→ Instructions to follow
Copy out each line containing "content" from the entries below.
Start of Data
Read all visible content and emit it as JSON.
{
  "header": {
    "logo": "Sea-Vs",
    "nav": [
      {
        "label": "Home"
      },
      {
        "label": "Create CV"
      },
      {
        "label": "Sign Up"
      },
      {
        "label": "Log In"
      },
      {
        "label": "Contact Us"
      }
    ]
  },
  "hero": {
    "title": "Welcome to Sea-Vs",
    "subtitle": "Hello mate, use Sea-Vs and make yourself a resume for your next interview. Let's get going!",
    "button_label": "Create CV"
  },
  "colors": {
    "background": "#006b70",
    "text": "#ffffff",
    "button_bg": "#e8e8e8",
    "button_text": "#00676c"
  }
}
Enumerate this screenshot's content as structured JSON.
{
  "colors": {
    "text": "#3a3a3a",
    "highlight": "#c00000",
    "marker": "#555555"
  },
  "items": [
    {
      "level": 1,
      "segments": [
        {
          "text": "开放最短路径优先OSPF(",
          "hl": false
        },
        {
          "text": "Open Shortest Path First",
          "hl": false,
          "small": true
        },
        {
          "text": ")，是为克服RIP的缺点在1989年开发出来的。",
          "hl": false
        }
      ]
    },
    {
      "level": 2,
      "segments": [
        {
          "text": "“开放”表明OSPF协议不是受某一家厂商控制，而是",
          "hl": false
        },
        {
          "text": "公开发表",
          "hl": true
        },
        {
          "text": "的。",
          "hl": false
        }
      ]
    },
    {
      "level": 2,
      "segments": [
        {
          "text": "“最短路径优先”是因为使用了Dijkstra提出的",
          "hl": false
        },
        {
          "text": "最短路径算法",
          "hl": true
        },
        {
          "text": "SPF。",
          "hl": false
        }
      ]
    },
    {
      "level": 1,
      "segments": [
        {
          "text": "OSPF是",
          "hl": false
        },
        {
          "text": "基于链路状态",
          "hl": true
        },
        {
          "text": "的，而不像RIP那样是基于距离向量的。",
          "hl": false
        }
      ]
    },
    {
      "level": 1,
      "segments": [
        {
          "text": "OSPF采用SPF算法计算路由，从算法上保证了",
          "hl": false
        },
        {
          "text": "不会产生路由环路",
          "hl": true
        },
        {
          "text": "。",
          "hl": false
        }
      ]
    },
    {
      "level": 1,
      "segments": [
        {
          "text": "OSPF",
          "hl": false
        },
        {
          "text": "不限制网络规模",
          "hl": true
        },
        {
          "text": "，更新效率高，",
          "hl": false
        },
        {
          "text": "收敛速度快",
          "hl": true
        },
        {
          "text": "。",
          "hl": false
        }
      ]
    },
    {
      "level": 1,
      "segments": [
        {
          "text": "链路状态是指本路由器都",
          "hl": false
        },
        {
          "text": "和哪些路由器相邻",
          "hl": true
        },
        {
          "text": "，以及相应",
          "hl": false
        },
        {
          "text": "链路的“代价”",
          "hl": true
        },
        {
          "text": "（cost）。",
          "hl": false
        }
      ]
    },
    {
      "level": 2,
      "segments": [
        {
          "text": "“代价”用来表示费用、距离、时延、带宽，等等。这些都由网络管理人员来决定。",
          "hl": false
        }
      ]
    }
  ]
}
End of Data
→ Expected answer
Read all visible content and emit it as JSON.
Enumerate this screenshot's content as structured JSON.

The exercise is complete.